((

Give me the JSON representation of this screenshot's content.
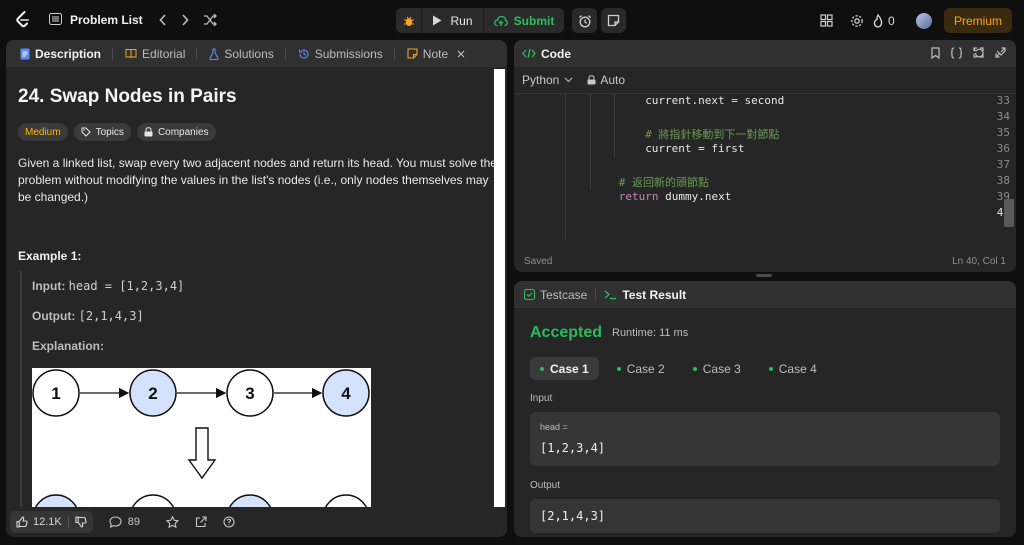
{
  "topbar": {
    "problem_list": "Problem List",
    "run": "Run",
    "submit": "Submit",
    "streak": "0",
    "premium": "Premium"
  },
  "left": {
    "tabs": [
      "Description",
      "Editorial",
      "Solutions",
      "Submissions",
      "Note"
    ],
    "title": "24. Swap Nodes in Pairs",
    "chips": [
      "Medium",
      "Topics",
      "Companies"
    ],
    "description": "Given a linked list, swap every two adjacent nodes and return its head. You must solve the problem without modifying the values in the list's nodes (i.e., only nodes themselves may be changed.)",
    "example_title": "Example 1:",
    "input_label": "Input:",
    "input_value": "head = [1,2,3,4]",
    "output_label": "Output:",
    "output_value": "[2,1,4,3]",
    "explanation_label": "Explanation:",
    "diagram_nodes": [
      "1",
      "2",
      "3",
      "4"
    ],
    "likes": "12.1K",
    "comments": "89"
  },
  "code": {
    "title": "Code",
    "language": "Python",
    "mode": "Auto",
    "lines": [
      {
        "n": "33",
        "indent": 12,
        "text": "current.next = second",
        "type": "code"
      },
      {
        "n": "34",
        "indent": 0,
        "text": "",
        "type": "code"
      },
      {
        "n": "35",
        "indent": 12,
        "text": "# 將指針移動到下一對節點",
        "type": "comment"
      },
      {
        "n": "36",
        "indent": 12,
        "text": "current = first",
        "type": "code"
      },
      {
        "n": "37",
        "indent": 0,
        "text": "",
        "type": "code"
      },
      {
        "n": "38",
        "indent": 8,
        "text": "# 返回新的頭節點",
        "type": "comment"
      },
      {
        "n": "39",
        "indent": 8,
        "kw": "return",
        "text": " dummy.next",
        "type": "return"
      },
      {
        "n": "40",
        "indent": 0,
        "text": "",
        "type": "code"
      }
    ],
    "saved": "Saved",
    "position": "Ln 40, Col 1"
  },
  "test": {
    "tabs": [
      "Testcase",
      "Test Result"
    ],
    "status": "Accepted",
    "runtime": "Runtime: 11 ms",
    "cases": [
      "Case 1",
      "Case 2",
      "Case 3",
      "Case 4"
    ],
    "input_label": "Input",
    "input_key": "head =",
    "input_value": "[1,2,3,4]",
    "output_label": "Output",
    "output_value": "[2,1,4,3]"
  },
  "colors": {
    "accent_green": "#2cbb5d",
    "accent_orange": "#ffa116",
    "medium_yellow": "#ffb800",
    "node_blue": "#d4e3fb"
  }
}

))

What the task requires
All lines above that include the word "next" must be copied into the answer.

The answer
        "text": "current.next = second",
        "text": " dummy.next",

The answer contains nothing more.